In a typical homeschool day, we might start with reading a book or watching a documentary about history or science. If I got up really early and I’ve already eaten breakfast, I might read to the kids while they eat. Again this entirely depends on our moods, the weather, and probably the phase of the moon. Some days we might start with math. Other days we might go outside after breakfast. At least one of the dogs usually joins us in all of our activities.
An Engaging Activity
By this time, we’re all more awake. I try to start with an engaging activity like a science experiment or a history mystery.
Then, the kids will probably go outside for some “recess” if the weather is nice.
I really want my kids to learn Spanish and I don’t speak Spanish fluently. I’ve been using Duolingo to learn Spanish and the kids have started using that also. While I’m getting lunch ready, they might sit down and do their daily Spanish lessons.
Sometimes it seems like our days revolve around food. Meal times do provide a structure and rhythm to our days. Lunch is not anything fancy, though. Ree Drummond, I am not. As you can see in this photo, lunch is usually a sandwich. I might add chips and fruit if I’m really feeling ambitious.
My son is using Beast Academy online for math this year. Sometimes we might play a math game instead. We love to use board and card games in our homeschool. Games are more fun than worksheets and it adds variety to the day.
One thing I insist on is some reading every day. I let the kids pick what they want to read because I want them to enjoy it. Now that my daughter is in middle school, I do have books that I think she should read, so I let her pick from a stack of those. They often choose to read on their own at bedtime or other times when they’re looking for something to do.
Most days my daughter does some writing (she loves to write) or she might do an exercise from The Giggly Guide to Grammar. My son might do copy work, dictation, or another language arts exercise.
Chores and Pet Care
Then, it’s time for chores and pet care. Each child has one assigned chore each day and they have to care for their own pets. Sometimes nagging is involved, but it’s become such a part of the routine now, that they know they have to do it and don’t complain most days.
After that, the kids are free to pursue whatever interests or hobbies they want. Sometimes they choose to play video games. They might also decide to play outside, work on an art or Lego project, or play with a friend.
Before the pandemic, they participated in some sports and other activities (scouts, music lessons, etc.) but we’ve put those on hold for now. For now, we’ve been enjoying the down time and the coziness of more time together at home as a family.
Not Every Day is a Typical Homeschool Day
So, that’s a “typical” day in our homeschool. Not every day is like that, of course. In fact, the term “typical” doesn’t really fit any of our days because there is a lot of variation. No two days are exactly alike.
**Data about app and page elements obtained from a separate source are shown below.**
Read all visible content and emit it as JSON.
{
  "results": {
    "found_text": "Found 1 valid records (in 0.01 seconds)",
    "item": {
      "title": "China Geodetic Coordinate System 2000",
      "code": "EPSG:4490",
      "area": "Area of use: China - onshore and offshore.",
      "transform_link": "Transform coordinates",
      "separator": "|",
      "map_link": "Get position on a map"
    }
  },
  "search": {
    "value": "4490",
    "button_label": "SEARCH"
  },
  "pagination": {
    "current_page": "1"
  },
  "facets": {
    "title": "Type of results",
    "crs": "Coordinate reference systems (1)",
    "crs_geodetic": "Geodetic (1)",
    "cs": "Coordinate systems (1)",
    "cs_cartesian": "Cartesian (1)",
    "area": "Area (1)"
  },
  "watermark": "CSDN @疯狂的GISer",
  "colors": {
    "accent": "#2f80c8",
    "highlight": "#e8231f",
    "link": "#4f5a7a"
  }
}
Some days we do more, some days we do less. Some days we go on field trips or play educational games together for most of the day.
I know that there are families that thrive on routine and order. That’s not us. We need a certain amount of routine, but not too much. We often mix up the order of subjects based on our moods or what else we have planned that day.
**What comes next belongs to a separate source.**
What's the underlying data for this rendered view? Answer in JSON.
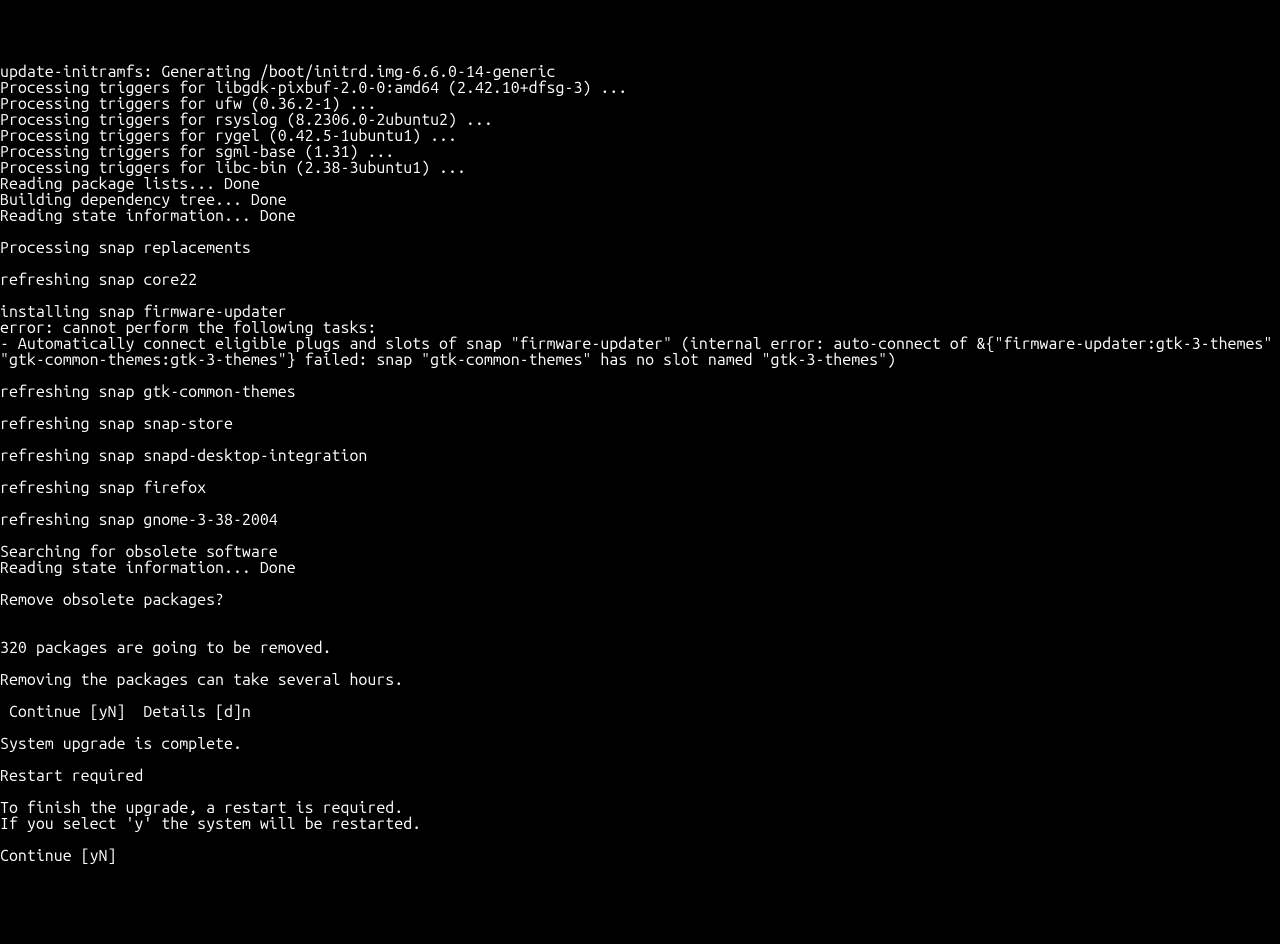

I am most definitely not a scheduled by the clock homeschooler. If you are, that’s okay too, though. Do what works for you. Don’t get hung up on thinking you have to do it like me or anyone else.
A Word About Planning
We are pretty relaxed in our homeschool. We set goals at the beginning of the year. This gives structure and focus to our homeschool. I then decide, in general terms, what needs to be done each day and each week. We focus on the most important priorities. I include other things as the kids are interested and as opportunities arise.
This approach allows me to be somewhat laid back. As long as I know that we’re moving steadily toward our goals, it doesn’t matter what order we do things in or even exactly what we do each day.
For more information on how we plan our homeschool year, check out Planning Your Homeschool for Flexibility and Freedom.